**WHAT IS NEEDED:**
The answer must be a single number: how many lines below contain "Total".

··· MATERIAL FOR THIS EXERCISE ···

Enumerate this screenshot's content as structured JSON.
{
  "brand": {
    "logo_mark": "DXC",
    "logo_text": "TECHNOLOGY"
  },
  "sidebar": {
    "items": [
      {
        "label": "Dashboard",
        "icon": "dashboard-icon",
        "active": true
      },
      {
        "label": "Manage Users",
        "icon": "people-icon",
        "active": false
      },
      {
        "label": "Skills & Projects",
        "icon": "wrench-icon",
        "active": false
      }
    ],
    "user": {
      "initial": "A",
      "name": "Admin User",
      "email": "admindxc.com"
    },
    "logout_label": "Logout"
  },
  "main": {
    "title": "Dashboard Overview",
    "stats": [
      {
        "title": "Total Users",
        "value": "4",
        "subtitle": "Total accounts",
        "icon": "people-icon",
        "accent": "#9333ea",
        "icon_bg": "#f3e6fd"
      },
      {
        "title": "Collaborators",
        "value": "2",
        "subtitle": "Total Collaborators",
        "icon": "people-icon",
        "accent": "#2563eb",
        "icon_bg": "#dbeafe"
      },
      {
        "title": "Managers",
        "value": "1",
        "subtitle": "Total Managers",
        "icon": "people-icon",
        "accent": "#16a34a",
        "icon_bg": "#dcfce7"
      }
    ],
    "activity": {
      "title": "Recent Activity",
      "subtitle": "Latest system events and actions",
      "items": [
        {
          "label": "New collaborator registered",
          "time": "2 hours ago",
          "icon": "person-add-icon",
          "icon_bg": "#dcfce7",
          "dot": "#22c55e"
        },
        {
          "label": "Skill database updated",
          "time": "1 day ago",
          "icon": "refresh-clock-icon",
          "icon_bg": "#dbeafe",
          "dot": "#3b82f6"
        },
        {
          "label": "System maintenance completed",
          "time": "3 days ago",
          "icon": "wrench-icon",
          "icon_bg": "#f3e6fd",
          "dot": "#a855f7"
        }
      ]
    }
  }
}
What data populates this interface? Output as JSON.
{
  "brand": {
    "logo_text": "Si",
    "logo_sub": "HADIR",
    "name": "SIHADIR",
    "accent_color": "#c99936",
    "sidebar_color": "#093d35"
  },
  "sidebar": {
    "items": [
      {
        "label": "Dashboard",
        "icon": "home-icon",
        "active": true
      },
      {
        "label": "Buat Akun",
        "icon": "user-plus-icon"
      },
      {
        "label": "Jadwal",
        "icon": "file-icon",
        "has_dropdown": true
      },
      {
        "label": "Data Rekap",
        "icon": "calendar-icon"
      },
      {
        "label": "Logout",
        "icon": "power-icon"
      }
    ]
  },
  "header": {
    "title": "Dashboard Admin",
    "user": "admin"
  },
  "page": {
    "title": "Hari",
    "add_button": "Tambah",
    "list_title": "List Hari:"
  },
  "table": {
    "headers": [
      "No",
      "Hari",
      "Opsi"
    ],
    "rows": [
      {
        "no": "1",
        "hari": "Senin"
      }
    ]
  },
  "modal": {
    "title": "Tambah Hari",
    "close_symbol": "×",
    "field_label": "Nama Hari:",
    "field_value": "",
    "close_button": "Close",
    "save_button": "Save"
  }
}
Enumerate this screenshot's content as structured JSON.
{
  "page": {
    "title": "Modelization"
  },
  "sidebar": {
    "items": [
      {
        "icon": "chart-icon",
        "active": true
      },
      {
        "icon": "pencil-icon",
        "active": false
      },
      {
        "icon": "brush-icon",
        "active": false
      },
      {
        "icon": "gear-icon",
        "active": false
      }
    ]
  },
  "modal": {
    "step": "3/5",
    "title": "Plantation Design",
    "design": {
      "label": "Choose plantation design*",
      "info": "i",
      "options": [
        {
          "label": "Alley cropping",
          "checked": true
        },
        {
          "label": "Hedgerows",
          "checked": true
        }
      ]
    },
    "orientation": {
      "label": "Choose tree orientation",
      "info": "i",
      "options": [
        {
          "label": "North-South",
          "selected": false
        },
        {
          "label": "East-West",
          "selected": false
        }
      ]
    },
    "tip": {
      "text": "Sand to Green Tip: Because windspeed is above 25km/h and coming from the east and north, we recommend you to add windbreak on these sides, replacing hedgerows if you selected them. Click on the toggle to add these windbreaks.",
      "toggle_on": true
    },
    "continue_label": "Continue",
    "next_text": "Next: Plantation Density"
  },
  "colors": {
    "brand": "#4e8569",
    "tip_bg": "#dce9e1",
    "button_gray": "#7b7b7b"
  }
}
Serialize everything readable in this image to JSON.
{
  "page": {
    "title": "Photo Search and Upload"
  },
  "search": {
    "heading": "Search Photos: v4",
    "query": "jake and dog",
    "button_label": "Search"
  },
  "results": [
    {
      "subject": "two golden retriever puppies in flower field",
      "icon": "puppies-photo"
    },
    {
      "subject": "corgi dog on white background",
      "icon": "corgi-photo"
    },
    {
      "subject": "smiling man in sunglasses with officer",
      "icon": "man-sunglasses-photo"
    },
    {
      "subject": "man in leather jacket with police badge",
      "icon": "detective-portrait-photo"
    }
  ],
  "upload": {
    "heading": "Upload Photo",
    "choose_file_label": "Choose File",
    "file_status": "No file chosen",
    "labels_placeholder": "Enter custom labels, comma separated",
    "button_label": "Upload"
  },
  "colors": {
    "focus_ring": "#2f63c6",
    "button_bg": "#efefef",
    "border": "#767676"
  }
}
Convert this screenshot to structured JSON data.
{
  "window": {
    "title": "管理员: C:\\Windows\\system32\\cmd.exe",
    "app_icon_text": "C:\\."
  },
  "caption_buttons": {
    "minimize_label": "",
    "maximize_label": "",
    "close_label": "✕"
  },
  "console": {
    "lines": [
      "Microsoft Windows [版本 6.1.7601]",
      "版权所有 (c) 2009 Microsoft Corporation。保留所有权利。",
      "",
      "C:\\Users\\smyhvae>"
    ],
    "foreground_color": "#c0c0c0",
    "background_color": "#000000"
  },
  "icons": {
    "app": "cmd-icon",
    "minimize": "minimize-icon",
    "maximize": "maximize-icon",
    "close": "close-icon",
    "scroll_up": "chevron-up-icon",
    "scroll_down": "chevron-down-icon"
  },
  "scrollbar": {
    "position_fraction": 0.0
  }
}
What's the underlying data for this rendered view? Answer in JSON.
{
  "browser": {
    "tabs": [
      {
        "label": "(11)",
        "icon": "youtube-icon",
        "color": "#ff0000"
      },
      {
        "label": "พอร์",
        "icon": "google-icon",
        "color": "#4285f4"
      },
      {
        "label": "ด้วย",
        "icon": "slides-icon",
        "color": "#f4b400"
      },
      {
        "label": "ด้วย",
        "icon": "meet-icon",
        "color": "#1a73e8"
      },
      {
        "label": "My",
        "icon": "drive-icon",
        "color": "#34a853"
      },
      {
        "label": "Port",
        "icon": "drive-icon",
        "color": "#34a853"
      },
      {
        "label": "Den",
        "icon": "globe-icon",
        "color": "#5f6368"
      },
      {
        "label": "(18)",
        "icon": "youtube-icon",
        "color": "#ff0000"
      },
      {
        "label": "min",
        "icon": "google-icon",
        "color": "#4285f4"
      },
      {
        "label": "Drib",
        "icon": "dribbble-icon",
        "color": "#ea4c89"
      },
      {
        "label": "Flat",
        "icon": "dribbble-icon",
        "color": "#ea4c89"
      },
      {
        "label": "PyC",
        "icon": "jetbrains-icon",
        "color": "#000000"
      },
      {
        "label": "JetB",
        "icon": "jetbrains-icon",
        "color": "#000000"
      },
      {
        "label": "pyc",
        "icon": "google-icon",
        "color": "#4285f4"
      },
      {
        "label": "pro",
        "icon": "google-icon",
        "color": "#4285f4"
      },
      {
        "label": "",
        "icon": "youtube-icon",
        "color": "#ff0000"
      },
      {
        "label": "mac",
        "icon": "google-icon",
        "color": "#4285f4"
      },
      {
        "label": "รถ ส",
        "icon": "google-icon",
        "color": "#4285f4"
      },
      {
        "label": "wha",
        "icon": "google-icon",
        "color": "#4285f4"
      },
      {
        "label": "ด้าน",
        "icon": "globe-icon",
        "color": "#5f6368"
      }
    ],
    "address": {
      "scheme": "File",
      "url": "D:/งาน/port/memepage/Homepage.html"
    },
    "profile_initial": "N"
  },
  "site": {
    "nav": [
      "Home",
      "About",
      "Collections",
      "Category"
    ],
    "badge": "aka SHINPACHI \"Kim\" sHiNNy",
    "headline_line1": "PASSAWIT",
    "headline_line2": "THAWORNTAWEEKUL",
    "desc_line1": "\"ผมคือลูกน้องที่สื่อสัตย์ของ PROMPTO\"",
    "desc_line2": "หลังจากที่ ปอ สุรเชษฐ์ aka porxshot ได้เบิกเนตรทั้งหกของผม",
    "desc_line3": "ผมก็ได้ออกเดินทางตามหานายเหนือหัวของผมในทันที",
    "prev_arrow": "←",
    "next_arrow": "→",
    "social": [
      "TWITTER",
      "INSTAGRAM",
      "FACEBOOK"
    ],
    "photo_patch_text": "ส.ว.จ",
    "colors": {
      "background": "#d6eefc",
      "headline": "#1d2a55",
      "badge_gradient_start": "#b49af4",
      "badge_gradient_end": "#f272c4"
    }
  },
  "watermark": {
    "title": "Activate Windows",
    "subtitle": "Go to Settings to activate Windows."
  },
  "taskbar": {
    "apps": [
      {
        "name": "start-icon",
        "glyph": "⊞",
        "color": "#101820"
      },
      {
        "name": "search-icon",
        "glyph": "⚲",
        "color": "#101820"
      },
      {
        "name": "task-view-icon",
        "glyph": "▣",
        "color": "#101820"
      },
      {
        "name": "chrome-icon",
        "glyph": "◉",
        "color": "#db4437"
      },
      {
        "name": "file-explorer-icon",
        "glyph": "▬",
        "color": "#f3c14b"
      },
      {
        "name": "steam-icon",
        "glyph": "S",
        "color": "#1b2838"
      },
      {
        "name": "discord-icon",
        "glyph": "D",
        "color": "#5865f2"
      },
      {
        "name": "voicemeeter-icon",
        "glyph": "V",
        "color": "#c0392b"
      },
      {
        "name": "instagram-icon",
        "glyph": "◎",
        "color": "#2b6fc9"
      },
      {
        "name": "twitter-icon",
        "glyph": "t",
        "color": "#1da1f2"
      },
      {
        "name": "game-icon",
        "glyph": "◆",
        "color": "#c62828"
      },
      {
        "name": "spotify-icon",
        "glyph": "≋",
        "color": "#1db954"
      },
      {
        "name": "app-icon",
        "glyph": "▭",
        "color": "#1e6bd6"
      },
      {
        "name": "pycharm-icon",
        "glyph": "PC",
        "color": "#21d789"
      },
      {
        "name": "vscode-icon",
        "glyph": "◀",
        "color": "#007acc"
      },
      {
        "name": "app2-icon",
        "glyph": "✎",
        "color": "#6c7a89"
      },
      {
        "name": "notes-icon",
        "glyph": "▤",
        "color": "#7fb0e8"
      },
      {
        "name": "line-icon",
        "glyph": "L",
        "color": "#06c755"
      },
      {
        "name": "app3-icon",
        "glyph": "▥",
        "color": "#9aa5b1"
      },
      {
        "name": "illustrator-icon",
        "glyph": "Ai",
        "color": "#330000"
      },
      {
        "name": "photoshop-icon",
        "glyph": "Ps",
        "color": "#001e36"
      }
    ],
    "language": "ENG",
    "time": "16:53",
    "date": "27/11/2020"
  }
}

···

**SOLUTION TO THE PROBLEM:**
4